about more substantive effects of these changes! In-depth empirical analysis of
these relationships is generally beyond the scope of this book, however,
because the author does not have a set of employment contracts from which to
draw inferences. The book does, however, offer us considerable opportunity for
(very interesting) future research. Did the incidence of piece rate contracts
change over time, for example, and did this reflect changes in the court's
willingness to include these workers under the Act?
Steinfeld goes on to discuss the political process of reform. One of the most
surprising elements of this story is that criminal sanctions were so entrenched
and accepted in England that although individuals and groups had been agitating
for reform of the Master and Servant Act since the early 1800s, no one had even
considered removing them from the legislation until just before it was struck
down in 1875.
Steinfeld also discusses other countries, primarily the United States, for a
comparative perspective. In a departure from his earlier work, he argues that
while workers could quit without threat of criminal sanctions by the early
nineteenth century, they were not truly free because they was still subject to
coercion. American employers relied on a variety of pecuniary means of
enforcement. In situations where workers could either complete their contract
or forfeit all of the wages owed to them (which could amount to several months
pay) they were left with little choice but to complete their term. Depending on
the circumstances, Steinfeld argues, pecuniary enforcement could have been as
unpalatable (and hence coercive) as imprisonment. Modern legal freedom for
workers was not achieved until the early twentieth century when sufficient
legal strictures were put in place to limit employers' ability to construct
coercive contracts that effectively denied workers the right to quit.
This is another stimulating thesis that is worth pursuing. Are penal and
pecuniary penalties perfect substitutes? Overall, were English workers more or
less coerced than their American counterparts and what effect did this have on
productivity, turnover, and employment relations? Early on, Steinfeld argues
that "[without criminal sanctions] the contract labor system never developed
into a significant source of labor for American employers" (p. 32). But later
he argues that pecuniary remedies could be as disagreeable as non-pecuniary
ones (p. 310). If so, why wasn't contract labor more common?
The Invention of Free Labor is a hard act to follow. Steinfeld does an
admirable job with Coercion, Contract and Free Labor. It will enrich
those interested in labor relations and stimulate further research.

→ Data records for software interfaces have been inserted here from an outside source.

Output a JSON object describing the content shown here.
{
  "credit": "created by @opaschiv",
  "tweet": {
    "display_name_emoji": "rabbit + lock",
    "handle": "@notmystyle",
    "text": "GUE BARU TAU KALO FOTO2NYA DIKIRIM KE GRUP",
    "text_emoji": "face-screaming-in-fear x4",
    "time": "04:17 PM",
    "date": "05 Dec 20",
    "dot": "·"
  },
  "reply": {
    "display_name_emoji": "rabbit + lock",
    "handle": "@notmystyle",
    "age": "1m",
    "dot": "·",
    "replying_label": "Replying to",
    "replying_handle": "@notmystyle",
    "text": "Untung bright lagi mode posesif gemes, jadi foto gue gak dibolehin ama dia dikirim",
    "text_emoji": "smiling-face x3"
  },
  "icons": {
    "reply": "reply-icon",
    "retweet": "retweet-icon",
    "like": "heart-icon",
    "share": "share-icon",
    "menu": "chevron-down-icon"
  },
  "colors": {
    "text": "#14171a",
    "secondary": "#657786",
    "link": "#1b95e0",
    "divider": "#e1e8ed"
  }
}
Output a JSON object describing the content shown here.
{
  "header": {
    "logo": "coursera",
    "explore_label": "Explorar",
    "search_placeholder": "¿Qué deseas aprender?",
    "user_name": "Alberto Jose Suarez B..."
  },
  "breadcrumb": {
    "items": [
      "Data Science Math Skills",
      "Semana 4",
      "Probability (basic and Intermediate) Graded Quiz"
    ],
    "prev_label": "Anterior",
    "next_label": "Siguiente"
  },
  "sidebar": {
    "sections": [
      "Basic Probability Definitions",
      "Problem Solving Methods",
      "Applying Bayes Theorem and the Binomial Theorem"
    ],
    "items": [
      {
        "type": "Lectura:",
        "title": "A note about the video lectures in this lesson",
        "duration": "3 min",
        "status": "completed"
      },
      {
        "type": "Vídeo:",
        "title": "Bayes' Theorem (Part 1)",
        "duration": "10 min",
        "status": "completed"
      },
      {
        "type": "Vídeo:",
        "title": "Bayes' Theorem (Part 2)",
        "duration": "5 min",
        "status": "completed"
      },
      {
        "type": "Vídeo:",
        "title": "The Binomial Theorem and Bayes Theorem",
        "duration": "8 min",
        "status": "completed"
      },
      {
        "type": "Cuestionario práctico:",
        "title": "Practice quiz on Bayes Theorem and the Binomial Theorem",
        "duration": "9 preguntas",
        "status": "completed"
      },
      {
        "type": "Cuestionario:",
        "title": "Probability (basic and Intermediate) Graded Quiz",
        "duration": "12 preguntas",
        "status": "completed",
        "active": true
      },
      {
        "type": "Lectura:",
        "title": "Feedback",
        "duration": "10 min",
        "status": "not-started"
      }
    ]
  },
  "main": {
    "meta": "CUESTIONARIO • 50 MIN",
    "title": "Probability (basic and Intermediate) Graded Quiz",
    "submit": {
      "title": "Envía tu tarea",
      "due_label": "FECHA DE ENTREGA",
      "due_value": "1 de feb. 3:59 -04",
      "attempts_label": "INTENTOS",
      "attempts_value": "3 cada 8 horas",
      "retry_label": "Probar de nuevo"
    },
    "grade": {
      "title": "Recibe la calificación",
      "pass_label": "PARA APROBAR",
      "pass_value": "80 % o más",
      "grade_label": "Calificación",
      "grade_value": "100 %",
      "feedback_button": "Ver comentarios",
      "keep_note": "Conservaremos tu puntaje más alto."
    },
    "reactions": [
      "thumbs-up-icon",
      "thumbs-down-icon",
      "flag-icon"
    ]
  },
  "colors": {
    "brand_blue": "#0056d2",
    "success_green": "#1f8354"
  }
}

Gillian Hamilton is Associate Professor at the University of Toronto. She is
the author of "The Decline of Apprenticeship in North America: Evidence from
Montreal," Journal of Economic History, 60, No.3 (Sept., 2000): 627-664.